- 2. Inflation-overshooting commitment
Through the inflation-overshooting commitment, the Bank commits to continuing to expand the monetary base until the year-on-year rate of increase in the observed CPI (all items less fresh food) exceeds 2 percent and stays above the target in a stable manner.
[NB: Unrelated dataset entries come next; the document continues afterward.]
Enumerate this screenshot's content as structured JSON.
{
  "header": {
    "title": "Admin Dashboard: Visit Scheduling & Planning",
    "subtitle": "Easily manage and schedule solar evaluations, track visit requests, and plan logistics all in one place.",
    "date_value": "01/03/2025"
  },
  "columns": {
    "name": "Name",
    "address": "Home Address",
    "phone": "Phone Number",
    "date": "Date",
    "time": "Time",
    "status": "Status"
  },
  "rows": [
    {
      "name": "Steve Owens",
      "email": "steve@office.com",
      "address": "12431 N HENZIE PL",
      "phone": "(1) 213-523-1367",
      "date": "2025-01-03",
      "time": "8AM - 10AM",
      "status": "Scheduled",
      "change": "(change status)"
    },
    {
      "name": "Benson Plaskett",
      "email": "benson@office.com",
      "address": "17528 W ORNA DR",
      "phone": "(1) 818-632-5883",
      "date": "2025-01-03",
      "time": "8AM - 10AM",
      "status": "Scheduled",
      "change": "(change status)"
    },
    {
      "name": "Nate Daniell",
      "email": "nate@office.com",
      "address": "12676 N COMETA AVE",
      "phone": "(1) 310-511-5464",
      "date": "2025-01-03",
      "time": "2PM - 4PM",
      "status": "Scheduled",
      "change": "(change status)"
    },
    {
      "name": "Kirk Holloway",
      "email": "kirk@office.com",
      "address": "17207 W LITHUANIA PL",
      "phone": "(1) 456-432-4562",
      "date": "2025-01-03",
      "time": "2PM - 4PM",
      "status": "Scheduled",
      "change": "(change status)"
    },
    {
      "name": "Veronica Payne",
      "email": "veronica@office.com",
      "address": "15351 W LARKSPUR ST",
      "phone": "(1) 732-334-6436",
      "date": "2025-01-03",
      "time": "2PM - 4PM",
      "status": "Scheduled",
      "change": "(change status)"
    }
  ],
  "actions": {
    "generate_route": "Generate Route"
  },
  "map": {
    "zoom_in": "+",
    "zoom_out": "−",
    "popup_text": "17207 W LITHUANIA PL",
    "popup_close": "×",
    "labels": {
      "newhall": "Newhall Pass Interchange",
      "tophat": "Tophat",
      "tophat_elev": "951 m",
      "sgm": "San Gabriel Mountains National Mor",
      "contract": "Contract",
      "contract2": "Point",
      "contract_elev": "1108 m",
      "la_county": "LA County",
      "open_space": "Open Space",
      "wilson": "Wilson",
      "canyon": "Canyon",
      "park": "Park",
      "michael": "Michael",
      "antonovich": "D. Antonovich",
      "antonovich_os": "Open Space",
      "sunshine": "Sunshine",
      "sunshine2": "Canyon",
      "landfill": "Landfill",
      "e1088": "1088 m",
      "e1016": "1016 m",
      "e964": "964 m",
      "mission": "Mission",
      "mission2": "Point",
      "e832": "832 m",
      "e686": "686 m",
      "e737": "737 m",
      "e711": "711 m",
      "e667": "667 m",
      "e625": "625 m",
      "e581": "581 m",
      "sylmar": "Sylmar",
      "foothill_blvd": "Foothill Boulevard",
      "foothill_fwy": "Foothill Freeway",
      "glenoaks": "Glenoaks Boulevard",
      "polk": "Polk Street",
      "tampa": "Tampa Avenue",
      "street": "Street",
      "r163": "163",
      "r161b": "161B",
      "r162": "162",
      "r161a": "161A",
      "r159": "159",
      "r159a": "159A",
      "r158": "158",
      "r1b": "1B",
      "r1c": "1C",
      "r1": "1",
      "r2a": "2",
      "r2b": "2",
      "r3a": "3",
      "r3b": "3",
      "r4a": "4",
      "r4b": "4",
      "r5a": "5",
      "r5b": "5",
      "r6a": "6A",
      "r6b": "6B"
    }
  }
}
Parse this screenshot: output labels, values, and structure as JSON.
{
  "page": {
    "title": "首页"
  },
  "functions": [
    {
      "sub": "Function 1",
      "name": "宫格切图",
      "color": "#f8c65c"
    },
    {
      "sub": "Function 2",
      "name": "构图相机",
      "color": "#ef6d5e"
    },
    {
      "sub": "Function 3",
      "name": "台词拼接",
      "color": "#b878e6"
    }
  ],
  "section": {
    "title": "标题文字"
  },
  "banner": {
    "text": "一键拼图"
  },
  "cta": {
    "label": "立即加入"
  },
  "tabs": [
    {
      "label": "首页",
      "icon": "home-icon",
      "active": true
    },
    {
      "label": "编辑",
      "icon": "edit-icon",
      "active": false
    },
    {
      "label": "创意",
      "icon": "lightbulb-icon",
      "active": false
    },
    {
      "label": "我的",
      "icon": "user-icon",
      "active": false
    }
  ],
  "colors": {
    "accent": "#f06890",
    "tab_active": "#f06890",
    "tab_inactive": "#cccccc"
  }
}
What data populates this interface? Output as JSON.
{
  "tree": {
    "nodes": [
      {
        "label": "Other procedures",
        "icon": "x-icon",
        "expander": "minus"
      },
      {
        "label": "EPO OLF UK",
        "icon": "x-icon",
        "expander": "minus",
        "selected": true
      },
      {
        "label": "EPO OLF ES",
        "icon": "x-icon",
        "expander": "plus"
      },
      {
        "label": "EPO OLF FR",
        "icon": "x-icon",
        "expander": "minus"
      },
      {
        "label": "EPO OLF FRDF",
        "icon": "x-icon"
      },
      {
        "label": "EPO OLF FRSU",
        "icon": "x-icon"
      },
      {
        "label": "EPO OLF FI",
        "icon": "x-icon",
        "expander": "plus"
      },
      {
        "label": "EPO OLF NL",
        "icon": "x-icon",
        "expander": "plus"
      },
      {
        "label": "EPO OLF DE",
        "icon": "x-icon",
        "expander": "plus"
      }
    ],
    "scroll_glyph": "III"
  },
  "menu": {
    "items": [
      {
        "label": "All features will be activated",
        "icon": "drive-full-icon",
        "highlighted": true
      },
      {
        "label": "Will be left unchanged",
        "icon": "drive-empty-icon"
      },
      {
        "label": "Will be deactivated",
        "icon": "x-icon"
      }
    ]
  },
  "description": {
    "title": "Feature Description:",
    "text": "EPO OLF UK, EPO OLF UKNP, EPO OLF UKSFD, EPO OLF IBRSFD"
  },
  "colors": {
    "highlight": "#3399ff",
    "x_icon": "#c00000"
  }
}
With this commitment, the Bank aims to enhance the credibility of achieving the price stability target of 2 percent among the public.
With a view to persistently continuing with powerful monetary easing, the Bank decided in July 2018 to strengthen its commitment to achieving the price stability target by introducing forward guidance for the policy rates, and to enhance the sustainability of QQE with Yield Curve Control (Strengthening the Framework for Continuous Powerful Monetary Easing [PDF92KB]).
In March 2021, the Bank conducted an assessment for further effective and sustainable monetary easing, with a view to achieving the price stability target of 2 percent (Assessment for Further Effective and Sustainable Monetary Easing [PDF 4,374KB]). Based on the findings, the Bank took policy actions, such as the establishment of the Interest Scheme to Promote Lending, so that it can continue with monetary easing in a sustainable manner and make nimble and effective responses without hesitation to counter changes in the situation (Further Effective and Sustainable Monetary Easing [PDF 360KB]).
The Bank decided in December 2022 to modify the conduct of yield curve control in order to improve market functioning and encourage a smoother formation of the entire yield curve, while maintaining accommodative financial conditions (Statement on Monetary Policy [PDF 203KB]).
In April 2023, the Bank reexamined and clarified its stance on the future conduct of monetary policy (Statement on Monetary Policy [PDF 371KB]).
Taking account of extremely high uncertainties for economic activity and prices, the Bank decided in July 2023 to conduct yield curve control with greater flexibility in order to enhance the sustainability of monetary easing under yield curve control framework by nimbly responding to both upside and downside risks to Japan's economic activity and prices (Statement on Monetary Policy [PDF 455KB]).
The decisions made and policy actions taken under QQE with Yield Curve Control can be found in Monetary Policy Releases.
(Reference) The Bank's Conduct of Monetary Policy before the Introduction of Yield Curve Control
The Bank introduced QQE in April 2013, expanded it in October 2014, introduced supplementary measures in December 2015, introduced QQE with a Negative Interest Rate in January 2016, and enhanced monetary easing in July 2016. For details, see the following.